» **Task item**:
The lines to copy from the data below are those that hold the string "label".

*** Working data Section Begins ***

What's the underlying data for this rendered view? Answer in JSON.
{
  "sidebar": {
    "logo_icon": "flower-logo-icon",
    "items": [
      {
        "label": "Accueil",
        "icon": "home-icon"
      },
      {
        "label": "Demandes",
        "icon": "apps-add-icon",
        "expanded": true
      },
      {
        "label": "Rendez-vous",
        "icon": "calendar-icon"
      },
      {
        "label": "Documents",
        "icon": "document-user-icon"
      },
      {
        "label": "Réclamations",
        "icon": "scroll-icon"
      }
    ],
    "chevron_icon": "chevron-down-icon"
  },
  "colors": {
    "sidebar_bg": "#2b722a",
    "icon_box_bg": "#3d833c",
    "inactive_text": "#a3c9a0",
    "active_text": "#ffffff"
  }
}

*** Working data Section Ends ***

» **Result for this exercise**:
        "label": "Accueil",
        "label": "Demandes",
        "label": "Rendez-vous",
        "label": "Documents",
        "label": "Réclamations",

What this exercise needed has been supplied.